The delaying tactic by pan-democrats prompted pro-establishment lawmakers to call for a mechanism to stop filibusters at the committee stage, when legislators examine and vote on each amendment to a bill.
'It would be very dangerous to amend the rules of procedure,' said Wong, the last president of the legislature during British rule. 'The fear is that the majority at any one time might abuse it ... they can move the motion [to stop a debate] presumably sooner than [appropriate].'
Speaking after RTHK's City Forum, he said if such a rule were to be introduced, it should be done 'very carefully', so that the president or the chairman at the committee stage would be responsible to ensure the minority's rights were protected.
Wong said Tsang should not have stopped the marathon session 'merely based on his own judgment' but should have let the full council decide whether to stop the debate.
The session was to scrutinise People Power's 1,306 amendments and a government amendment to the Legislative Council (Amendment) Bill 2012, which bars lawmakers who resign from contesting by-elections in the same term for six months.
Tsang said earlier he did not think a closed-door meeting with lawmakers in the early hours of Thursday to discuss whether to halt the filibuster had ended on a sour note. He said a pan-democratic lawmaker had even initiated a handshake with him.
Democratic Party chairman Albert Ho Chun-yan said last night Tsang's assertion that pan-democrats did not strongly oppose the halt at the meeting was 'misleading'.
Democratic Party lawmaker Cheung Man-kwong admitted having shaken hands with Tsang but stressed that it was out of courtesy.
Meanwhile, Secretary for Security Ambrose Lee Siu-kwong, 63, declined to comment yesterday when asked if he would become the deputy chief secretary as rumoured.
But he said, considering his age and the fact he had already served the government for 38 years, it would be time for him to take a rest.

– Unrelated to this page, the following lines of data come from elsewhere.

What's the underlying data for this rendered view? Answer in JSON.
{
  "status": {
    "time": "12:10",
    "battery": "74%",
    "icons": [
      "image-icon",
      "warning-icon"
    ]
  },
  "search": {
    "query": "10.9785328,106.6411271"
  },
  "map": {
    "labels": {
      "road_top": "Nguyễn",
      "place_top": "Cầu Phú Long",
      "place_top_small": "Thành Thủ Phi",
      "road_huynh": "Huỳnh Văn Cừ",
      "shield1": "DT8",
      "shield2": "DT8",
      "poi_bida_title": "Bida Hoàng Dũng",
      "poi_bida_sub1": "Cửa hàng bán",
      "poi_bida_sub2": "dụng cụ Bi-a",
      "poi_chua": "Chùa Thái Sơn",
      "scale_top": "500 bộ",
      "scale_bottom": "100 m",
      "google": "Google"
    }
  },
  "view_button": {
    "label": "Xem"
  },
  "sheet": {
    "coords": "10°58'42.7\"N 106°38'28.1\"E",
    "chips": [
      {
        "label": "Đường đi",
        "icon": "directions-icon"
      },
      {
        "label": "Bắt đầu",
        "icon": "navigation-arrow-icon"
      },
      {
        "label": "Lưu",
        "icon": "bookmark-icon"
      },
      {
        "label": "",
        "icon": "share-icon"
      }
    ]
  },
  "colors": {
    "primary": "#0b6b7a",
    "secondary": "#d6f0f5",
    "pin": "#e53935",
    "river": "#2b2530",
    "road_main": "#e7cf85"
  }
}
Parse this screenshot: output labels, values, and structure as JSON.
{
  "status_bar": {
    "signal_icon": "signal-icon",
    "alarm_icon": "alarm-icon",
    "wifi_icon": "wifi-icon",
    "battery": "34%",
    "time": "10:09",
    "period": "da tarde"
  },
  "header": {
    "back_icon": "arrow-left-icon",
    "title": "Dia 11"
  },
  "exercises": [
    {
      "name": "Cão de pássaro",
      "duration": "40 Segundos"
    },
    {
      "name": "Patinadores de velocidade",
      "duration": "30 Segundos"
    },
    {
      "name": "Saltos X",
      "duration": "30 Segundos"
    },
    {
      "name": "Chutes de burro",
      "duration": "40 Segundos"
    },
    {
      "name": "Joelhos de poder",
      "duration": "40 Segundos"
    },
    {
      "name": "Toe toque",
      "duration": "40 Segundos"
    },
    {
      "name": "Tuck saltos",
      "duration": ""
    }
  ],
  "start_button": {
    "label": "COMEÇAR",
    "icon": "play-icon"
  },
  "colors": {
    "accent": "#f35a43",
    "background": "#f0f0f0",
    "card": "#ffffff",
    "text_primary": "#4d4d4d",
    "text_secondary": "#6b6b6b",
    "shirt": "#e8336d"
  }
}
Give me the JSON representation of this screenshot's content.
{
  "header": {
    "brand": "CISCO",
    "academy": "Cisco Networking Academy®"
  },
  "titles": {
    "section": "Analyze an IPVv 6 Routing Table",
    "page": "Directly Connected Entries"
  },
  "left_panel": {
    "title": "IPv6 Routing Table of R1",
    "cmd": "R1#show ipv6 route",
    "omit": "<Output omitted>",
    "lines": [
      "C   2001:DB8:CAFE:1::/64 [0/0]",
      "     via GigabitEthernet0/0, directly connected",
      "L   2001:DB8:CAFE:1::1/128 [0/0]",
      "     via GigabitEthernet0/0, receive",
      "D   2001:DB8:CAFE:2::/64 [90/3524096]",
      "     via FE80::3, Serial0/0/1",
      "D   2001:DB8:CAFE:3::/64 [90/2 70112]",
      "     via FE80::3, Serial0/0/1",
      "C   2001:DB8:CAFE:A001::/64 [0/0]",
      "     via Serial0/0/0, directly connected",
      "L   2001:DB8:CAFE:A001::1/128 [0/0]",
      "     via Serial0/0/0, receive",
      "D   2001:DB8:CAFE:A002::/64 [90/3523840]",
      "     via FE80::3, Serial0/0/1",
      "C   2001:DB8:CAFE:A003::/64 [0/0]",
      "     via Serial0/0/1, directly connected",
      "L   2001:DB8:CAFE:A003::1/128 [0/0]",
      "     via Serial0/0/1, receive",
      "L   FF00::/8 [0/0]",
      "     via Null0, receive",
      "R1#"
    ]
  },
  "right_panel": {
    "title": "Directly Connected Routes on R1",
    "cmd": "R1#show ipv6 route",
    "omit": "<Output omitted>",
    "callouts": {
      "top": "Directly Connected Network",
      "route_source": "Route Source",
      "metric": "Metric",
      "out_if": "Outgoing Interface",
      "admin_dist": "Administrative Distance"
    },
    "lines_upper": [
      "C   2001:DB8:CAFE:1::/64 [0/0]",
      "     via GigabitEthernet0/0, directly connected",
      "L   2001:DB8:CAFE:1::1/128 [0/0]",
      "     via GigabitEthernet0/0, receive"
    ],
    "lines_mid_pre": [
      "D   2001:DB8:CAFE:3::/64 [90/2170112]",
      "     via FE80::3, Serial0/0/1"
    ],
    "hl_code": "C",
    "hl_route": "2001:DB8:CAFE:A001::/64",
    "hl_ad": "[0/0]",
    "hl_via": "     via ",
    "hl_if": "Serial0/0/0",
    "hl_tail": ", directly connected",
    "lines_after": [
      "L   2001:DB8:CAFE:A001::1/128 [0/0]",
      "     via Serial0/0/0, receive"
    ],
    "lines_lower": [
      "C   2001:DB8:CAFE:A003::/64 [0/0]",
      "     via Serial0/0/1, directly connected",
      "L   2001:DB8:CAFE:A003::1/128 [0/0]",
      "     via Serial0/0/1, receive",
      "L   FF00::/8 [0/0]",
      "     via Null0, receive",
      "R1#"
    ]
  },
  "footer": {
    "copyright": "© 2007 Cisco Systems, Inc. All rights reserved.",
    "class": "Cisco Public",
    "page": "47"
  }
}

Two weeks ago, Secretary for Transport and Housing Eva Cheng hinted that she might quit after June 30 to make family a priority.